During the march, which from time of leaving Atlanta to the arrival before Savannah occupied twenty-six days, the troops of my command subsisted mostly upon provisions taken from the country through which we passed, and were abundantly supplied. After arriving in front of Savannah a large supply of rice was found on the plantations in the vicinity, upon which, with the beef-cattle on hand, the command subsisted until supplies were obtained from the fleet.

The following supplies were taken from the country by the foraging parties which were sent out daily:

Beef-cattle. . . . . . . . . . . . . . . . . . . 560

Sheep. . . . . . . . . . . . . . . . . . . . . . . . . 300

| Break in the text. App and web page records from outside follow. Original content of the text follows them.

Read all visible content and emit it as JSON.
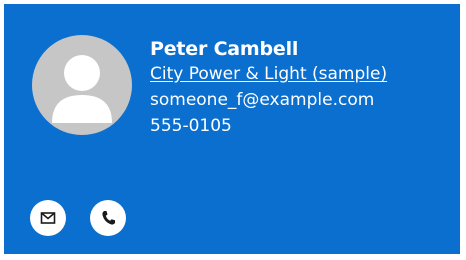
{
  "contact": {
    "name": "Peter Cambell",
    "company": "City Power & Light (sample)",
    "email": "someone_f@example.com",
    "phone": "555-0105"
  },
  "actions": [
    {
      "icon": "mail-icon"
    },
    {
      "icon": "phone-icon"
    }
  ],
  "colors": {
    "card_background": "#0a6fcf",
    "avatar_background": "#c6c6c6",
    "text": "#ffffff"
  }
}
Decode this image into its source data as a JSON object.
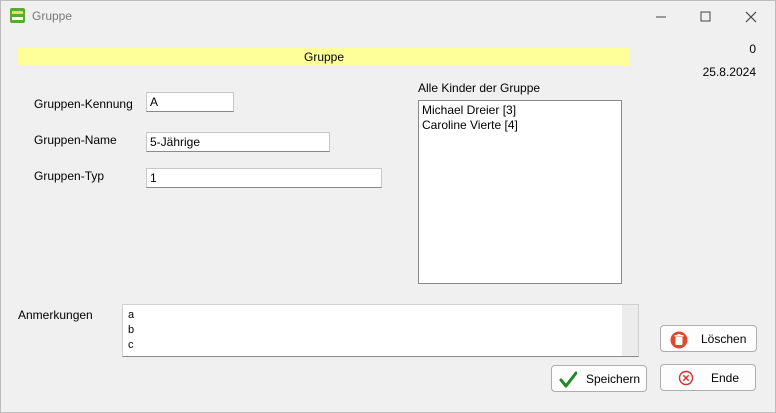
{
  "window": {
    "title": "Gruppe"
  },
  "header": {
    "banner": "Gruppe",
    "counter": "0",
    "date": "25.8.2024"
  },
  "form": {
    "kennung_label": "Gruppen-Kennung",
    "kennung_value": "A",
    "name_label": "Gruppen-Name",
    "name_value": "5-Jährige",
    "typ_label": "Gruppen-Typ",
    "typ_value": "1"
  },
  "children": {
    "label": "Alle Kinder der Gruppe",
    "items": [
      "Michael Dreier [3]",
      "Caroline Vierte [4]"
    ]
  },
  "notes": {
    "label": "Anmerkungen",
    "lines": [
      "a",
      "b",
      "c"
    ]
  },
  "buttons": {
    "delete": "Löschen",
    "save": "Speichern",
    "end": "Ende"
  },
  "colors": {
    "banner": "#ffff99",
    "delete_icon": "#e0472b",
    "save_icon": "#1f8a24",
    "end_icon": "#d32f2f"
  },
  "icons": {
    "app": "app-logo-icon",
    "delete": "trash-icon",
    "save": "checkmark-icon",
    "end": "close-circle-icon"
  }
}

Hogs. . . . . . . . . . . . . . . . . . . . . . . . . . 500

Corn. . . . . . . . . . . . . Pounds. . . . . . . 298,472

Fodder. . . . . . . . . . . . . Do. . . . . . . . . 399,051

Rice(in sheaf). . . . . Do. . . . . . . . . 20,000

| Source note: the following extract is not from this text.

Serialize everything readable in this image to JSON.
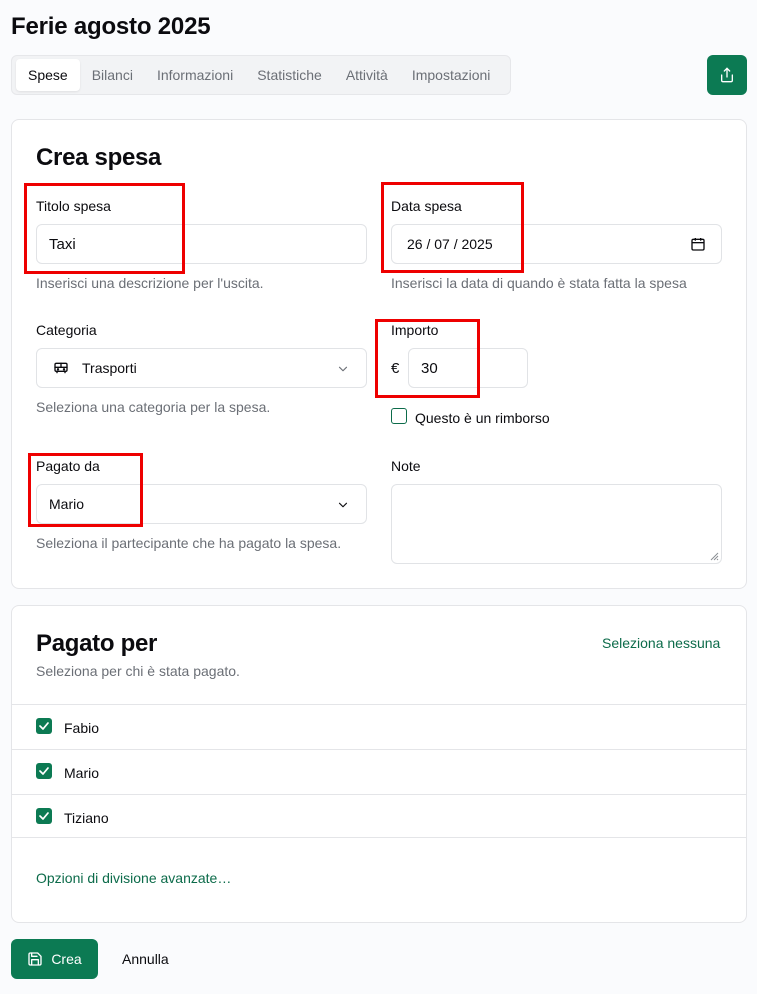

Rice(threshed). . . . . Do. . . . . . . . . 38,000

Sweet potatoes. . . . . Do. . . . . . . . . 164,200

Meal and flour. . . . . . Pounds. . . 1,500

Bacon. . . . . . . . . . . . . . . . . Do. . . . . 1,000

Fresh meat. . . . . . . . . . . . Do. . . . . 95,000

Sugar. . . . . . . . . . . . . . . . . Do. . . . . 1,000

Tobacco. . . . . . . . . . . . . . . Do. . . . . 1,500

Molasses. . . . . . . . . Barrels. . . . . 26

Whisky. . . . . . . . . . . . . . . . Do. . . . . 3

Salt. . . . . . . . . . . . . . . . . . Do. . . . . 6

In addition to the foregoing, on the 10th of December a foraging party of Carman's brigade, commanded by Captain Gildersleeve, One hundred and fiftieth New York Volunteers, captured the dispatch steamer Ida from the enemy, taking thirteen prisoners, among whom was Colonel Clinch, of General Hardee's staff. On account of the approach of rebel gun-boats, Captain Gildersleeve burned the steamer after removing the prisoners. On the 12th Colonel Hawley, commanding Third Wisconsin, on Argyle Island, took possession of the steamer Resolute, which had been driven on the Argyle shore by Captain Winegar's battery. The boat and stores captured upon her, as well prisoners, were turned over by Colonel Hawley directly to corps headquarters.

One hundred and fifty horses and 175 mules were captured during the march. Of these 130 horses were turned over to the provost-